Striking, compelling, draws you in, makes you wonder.
Especially like the one with Penn's face fragmented, suggesting the character has a personality to match. The UK banner with Penn in a goth overcoat, guitar slung on his back, looking silly with a roller case, heading down the middle of a deserted road in the desert under an odd green sky is way off-kilter, yet you feel a connection to the protagonist, you almost need to know what's up with him, why he's there -- you can't help wonder what the storyline is.
Very effective graphics. Reviews, on the other hand, have been mixed.
This from Peter Bradshaw:
For his technique, ambition and reach, 40-year-old Italian director Paolo Sorrentino is justifiably considered an emerging master of modern cinema, crucially nurtured here at Cannes. His new English-language film, This Must Be the Place – starring Sean Penn as Cheyenne, a retired goth rocker living in Dublin – has superbly elegant and distinctive forms: looming camera movements, bursts of pop, deadpan comedy, quasi-hallucinatory perspective lines in landscapes in which singular figures look vulnerably isolated. There's an awful lot to enjoy here and yet I couldn't help feeling that, when Cheyenne leaves Ireland to journey into the classic American midwest on a mission to find the fugitive Nazi who tormented his father in the camps, the film becomes derivative and Wim Wenders-ish.
For me, the Holocaust material was not entirely successful, though certainly transmitted with absolute certainty and sincerity. This Must Be the Place is not my favourite of Sorrentino's films, but it certainly deserved inclusion at Cannes, and deserves to be watched for the glorious Byrne moments alone.
The issue with "This Must Be the Place," Italian auteur Paolo Sorrentino's first English language feature, has nothing to do with whether it makes light of the Holocaust. That might be a worthy debate if it didn't face other problems. Chief among them: An uber-campy Sean Penn performance, a gratingly quirky soul-searching plot, and character motives that barely make any sense. It's far too much of a godawful mess to merit serious moral scrutiny.

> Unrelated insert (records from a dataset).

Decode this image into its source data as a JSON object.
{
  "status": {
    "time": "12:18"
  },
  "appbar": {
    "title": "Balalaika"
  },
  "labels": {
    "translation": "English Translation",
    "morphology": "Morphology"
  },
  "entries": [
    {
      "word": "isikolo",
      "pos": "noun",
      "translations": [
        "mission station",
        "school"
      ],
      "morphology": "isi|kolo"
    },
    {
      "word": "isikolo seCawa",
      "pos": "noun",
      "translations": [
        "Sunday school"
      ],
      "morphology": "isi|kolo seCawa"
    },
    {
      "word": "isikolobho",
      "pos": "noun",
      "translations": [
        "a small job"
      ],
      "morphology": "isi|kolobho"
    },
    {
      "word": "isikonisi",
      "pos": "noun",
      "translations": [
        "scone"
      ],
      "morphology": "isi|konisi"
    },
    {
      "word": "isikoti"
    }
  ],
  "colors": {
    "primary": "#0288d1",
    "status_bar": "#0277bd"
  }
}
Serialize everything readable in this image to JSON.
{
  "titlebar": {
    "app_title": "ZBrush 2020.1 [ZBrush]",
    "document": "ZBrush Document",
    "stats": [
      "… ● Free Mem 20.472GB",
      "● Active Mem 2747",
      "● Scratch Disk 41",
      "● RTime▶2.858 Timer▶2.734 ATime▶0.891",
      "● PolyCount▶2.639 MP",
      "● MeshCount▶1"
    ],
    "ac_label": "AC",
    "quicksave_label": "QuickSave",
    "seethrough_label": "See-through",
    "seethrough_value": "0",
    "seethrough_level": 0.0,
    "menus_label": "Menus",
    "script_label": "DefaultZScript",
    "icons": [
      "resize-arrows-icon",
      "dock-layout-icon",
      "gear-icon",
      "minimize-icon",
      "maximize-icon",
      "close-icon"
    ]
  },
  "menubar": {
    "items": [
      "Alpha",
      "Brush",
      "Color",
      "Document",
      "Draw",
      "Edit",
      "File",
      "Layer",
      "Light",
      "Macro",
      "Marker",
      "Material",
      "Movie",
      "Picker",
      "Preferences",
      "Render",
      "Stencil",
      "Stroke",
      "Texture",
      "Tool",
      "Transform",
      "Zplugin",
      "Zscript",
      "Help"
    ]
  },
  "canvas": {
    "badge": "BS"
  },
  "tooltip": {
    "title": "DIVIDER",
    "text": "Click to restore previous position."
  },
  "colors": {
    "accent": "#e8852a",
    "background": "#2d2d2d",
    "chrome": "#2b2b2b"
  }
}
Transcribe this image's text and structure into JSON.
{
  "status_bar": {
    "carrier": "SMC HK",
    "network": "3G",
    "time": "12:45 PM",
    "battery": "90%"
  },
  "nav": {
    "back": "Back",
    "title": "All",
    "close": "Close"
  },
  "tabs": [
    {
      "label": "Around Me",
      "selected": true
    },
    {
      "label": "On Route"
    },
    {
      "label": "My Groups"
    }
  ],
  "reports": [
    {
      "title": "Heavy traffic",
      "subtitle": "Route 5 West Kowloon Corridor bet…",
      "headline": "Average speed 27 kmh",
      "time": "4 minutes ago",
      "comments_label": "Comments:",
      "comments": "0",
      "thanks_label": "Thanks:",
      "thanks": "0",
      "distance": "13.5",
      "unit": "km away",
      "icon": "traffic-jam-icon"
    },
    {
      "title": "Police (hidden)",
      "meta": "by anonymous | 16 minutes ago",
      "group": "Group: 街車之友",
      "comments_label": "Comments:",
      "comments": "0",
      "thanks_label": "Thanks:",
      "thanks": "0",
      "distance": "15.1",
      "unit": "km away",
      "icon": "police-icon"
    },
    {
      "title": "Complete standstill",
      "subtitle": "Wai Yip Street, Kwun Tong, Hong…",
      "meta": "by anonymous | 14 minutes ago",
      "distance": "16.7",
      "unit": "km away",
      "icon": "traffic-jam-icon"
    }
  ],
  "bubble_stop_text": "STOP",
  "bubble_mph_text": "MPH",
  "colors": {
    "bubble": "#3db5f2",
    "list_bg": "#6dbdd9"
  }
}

Paolo Sorrentino's coolness credentials are well established, but he's earned the right to be considered "cool" in an entirely different way with "This Must Be the Place," a film that brims with warmth, humanity and respect in ways one doesn't often find in the work of coolmeisters like David Lynch and Quentin Tarantino. Quirky, hilarious and moving, Sorrentino's first English-lingo production is a road trip of stunning scope yet deep intimacy, featuring an aged rock star-turned-Nazi hunter played by Sean Penn at his transformative best. The pic may baffle but is certain to generate massive highbrow press and long-term cult status.
Posters, stills and, to a lesser extent perhaps, trailers are all so visually original, so quirky, the story so nuts-but-still-somehow-real, I can't see how I can let this one slip by. Will have to check this movie sometime.